Dataset entries
- Opening Delimiter -
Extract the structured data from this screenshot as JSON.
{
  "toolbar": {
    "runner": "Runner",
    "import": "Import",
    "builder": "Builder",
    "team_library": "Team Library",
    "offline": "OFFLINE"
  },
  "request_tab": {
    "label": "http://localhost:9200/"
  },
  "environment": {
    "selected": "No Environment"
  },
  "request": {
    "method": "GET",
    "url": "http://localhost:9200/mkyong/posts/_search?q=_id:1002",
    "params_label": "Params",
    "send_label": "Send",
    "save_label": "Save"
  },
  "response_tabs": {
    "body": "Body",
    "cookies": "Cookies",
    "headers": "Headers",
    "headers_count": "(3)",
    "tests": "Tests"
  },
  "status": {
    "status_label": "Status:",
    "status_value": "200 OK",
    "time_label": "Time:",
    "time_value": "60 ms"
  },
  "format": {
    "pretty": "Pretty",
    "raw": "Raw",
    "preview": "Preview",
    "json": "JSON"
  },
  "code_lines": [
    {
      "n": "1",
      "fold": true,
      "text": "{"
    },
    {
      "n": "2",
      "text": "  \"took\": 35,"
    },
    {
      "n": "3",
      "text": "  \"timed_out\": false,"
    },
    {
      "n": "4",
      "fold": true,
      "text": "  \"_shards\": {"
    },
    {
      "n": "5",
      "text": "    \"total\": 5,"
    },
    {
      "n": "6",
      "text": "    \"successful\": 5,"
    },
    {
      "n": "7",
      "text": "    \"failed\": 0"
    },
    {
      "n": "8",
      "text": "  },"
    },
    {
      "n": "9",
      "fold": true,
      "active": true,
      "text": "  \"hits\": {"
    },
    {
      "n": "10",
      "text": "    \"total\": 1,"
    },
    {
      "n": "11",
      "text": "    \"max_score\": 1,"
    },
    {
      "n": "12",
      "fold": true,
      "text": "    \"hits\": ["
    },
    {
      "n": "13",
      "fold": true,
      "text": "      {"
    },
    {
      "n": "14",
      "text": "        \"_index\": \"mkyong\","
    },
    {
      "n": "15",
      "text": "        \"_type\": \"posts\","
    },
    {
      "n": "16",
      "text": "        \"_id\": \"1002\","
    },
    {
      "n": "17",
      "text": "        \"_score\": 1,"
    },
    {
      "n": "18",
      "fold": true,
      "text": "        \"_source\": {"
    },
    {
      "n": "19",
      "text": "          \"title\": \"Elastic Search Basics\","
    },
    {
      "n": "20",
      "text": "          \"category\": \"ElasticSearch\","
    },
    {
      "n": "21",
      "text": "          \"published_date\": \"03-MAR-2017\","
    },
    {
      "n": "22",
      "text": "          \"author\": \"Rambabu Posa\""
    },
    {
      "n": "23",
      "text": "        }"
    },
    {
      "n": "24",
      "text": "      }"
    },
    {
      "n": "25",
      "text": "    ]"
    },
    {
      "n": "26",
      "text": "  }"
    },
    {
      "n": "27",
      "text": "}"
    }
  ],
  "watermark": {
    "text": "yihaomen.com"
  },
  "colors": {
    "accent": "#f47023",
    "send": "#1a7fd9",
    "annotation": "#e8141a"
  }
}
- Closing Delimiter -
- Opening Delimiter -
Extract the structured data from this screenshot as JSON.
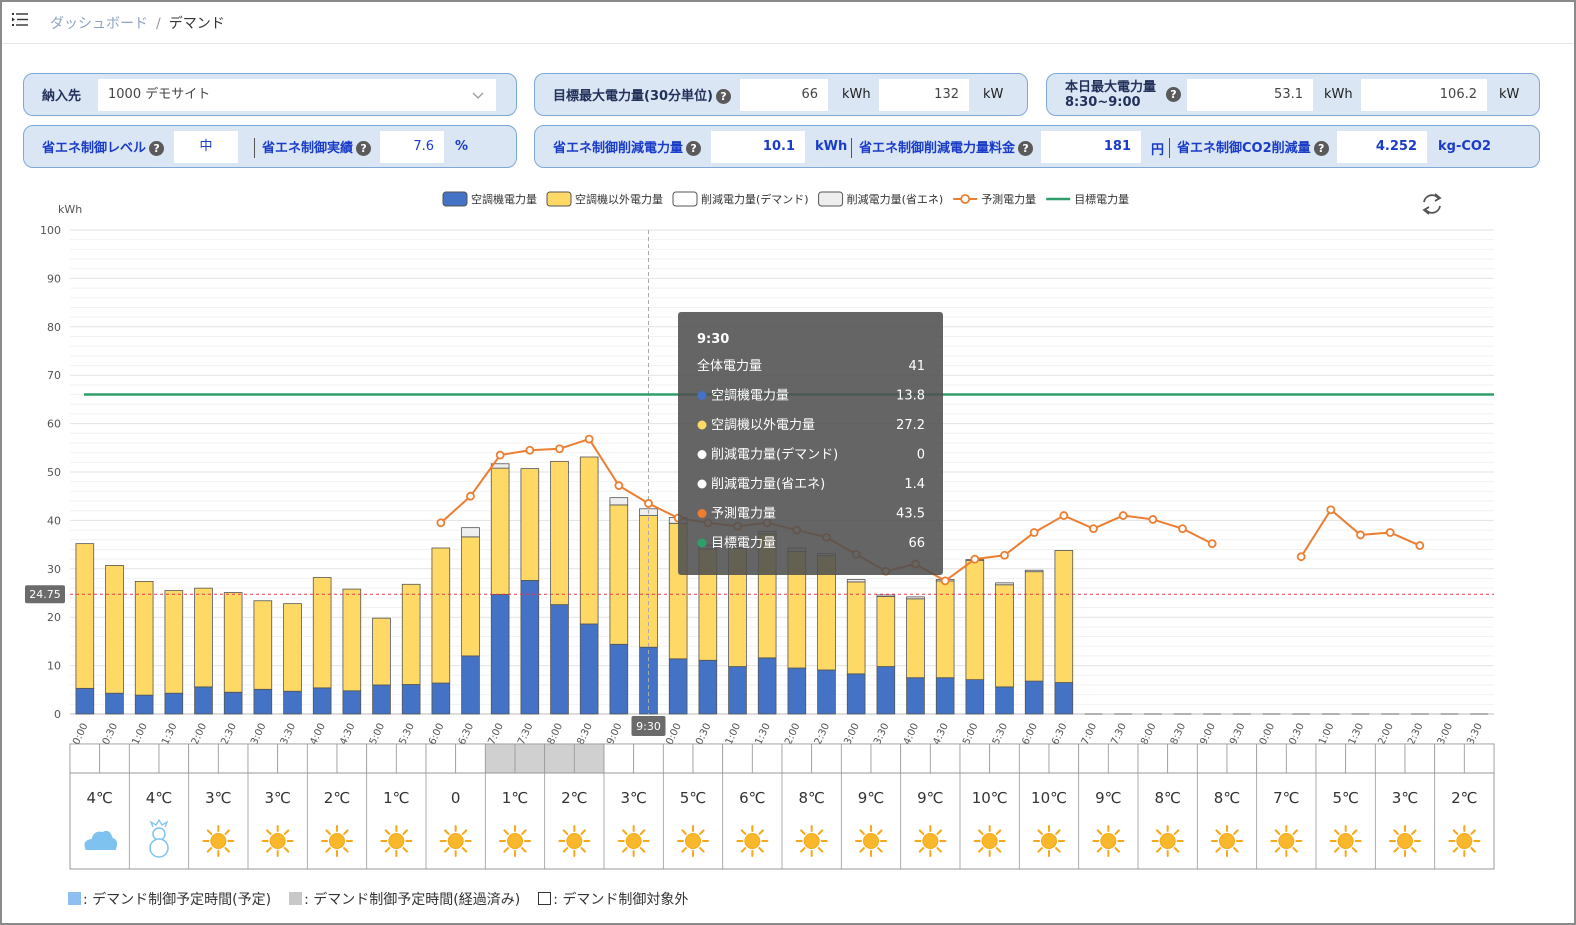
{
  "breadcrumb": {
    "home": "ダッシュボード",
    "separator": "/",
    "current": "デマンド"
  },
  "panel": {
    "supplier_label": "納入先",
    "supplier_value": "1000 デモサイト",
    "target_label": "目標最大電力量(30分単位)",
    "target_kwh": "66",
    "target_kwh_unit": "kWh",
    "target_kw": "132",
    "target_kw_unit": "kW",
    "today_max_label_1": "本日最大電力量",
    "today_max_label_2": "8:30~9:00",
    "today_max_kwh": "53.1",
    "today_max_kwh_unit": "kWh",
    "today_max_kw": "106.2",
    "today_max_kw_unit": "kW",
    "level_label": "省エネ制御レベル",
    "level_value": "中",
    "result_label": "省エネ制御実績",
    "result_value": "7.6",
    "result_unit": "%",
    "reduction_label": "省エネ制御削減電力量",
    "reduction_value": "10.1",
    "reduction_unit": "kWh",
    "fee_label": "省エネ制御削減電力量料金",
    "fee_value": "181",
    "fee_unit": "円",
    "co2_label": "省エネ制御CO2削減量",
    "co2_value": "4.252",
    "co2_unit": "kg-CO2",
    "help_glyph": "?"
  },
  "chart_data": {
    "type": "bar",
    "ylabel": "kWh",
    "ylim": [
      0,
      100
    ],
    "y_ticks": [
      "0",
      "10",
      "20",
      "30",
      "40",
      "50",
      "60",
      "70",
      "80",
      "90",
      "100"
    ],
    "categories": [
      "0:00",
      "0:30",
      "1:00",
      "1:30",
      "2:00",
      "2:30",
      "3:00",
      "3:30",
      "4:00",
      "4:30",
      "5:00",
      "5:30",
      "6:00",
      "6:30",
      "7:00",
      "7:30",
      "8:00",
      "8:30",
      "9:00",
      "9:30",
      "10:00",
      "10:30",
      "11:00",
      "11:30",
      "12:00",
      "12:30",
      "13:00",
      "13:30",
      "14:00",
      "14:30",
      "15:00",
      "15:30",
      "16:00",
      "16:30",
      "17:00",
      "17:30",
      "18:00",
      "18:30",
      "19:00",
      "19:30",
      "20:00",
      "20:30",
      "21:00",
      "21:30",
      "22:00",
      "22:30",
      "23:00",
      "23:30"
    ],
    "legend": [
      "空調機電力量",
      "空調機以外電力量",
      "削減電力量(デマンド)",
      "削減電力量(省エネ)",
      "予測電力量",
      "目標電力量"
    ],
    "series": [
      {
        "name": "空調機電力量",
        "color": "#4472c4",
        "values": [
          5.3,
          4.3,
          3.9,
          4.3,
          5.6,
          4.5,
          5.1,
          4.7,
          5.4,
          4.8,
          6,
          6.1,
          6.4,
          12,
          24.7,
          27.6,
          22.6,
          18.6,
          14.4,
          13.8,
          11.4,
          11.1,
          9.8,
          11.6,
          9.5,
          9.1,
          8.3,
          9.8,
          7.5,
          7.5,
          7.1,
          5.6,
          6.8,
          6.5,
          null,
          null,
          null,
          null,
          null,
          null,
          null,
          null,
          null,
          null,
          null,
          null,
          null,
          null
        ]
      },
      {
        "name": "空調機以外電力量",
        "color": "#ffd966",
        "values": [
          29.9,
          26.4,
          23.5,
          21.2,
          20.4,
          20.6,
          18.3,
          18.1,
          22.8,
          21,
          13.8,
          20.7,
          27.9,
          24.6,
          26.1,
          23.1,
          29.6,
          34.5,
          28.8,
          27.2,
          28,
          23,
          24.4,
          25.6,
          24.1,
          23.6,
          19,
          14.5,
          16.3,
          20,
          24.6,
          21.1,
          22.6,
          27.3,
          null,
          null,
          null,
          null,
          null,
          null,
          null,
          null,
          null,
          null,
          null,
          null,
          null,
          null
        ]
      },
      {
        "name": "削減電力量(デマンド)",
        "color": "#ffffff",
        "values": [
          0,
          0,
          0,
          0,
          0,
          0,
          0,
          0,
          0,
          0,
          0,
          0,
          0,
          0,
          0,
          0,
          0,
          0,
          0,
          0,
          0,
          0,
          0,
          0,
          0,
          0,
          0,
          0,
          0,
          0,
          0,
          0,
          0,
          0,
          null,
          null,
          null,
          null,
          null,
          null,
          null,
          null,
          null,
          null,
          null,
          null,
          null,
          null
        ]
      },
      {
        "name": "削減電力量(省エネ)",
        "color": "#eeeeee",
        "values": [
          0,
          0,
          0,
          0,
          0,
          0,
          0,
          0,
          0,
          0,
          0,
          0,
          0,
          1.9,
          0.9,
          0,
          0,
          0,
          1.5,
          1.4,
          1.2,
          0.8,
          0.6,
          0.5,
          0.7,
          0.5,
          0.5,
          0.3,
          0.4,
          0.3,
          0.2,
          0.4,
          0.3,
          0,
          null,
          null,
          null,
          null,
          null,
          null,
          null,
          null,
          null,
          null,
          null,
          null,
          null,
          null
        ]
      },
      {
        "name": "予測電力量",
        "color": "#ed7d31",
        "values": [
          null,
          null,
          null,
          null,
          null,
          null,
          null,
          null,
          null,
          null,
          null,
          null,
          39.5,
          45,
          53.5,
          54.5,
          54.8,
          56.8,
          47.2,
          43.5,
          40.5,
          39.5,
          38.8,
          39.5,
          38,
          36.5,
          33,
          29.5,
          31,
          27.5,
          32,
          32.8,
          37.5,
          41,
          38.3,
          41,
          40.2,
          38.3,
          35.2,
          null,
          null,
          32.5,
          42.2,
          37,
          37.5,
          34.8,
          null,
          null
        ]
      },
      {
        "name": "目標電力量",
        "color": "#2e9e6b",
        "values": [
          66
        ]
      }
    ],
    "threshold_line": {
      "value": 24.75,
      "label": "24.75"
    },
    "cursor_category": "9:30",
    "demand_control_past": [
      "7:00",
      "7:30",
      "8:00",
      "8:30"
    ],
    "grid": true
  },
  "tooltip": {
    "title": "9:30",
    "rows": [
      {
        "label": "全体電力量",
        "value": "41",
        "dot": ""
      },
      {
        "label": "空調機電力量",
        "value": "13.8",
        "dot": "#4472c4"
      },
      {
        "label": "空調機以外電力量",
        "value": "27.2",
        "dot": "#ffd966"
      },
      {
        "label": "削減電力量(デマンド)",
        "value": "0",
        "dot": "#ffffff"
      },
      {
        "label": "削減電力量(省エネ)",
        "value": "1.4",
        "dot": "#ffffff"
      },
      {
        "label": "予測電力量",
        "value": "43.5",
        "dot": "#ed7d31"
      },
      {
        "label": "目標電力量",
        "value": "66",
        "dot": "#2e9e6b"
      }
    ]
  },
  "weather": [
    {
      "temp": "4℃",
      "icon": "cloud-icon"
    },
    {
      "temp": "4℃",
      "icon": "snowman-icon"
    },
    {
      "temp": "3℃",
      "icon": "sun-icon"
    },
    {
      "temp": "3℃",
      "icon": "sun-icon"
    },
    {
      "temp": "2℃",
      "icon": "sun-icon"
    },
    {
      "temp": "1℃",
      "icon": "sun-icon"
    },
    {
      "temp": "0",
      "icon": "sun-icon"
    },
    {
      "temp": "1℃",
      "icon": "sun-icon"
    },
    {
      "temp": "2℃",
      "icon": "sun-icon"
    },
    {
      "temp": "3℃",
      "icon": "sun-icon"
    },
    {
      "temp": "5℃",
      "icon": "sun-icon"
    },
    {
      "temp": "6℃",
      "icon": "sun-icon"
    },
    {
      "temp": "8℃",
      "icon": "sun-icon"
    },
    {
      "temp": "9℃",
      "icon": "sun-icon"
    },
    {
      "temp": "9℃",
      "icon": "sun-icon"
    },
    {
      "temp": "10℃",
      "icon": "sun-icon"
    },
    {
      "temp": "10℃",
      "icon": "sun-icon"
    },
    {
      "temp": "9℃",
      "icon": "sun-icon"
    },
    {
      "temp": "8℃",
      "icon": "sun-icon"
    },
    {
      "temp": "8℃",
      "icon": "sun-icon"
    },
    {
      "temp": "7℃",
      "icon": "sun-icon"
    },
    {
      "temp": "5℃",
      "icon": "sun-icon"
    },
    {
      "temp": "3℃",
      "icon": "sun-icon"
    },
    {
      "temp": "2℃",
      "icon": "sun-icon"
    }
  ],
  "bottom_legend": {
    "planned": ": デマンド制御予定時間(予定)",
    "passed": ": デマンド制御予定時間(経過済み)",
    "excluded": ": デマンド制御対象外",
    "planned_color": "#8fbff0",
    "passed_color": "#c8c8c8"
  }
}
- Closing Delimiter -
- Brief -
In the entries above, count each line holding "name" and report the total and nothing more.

- Response below -
6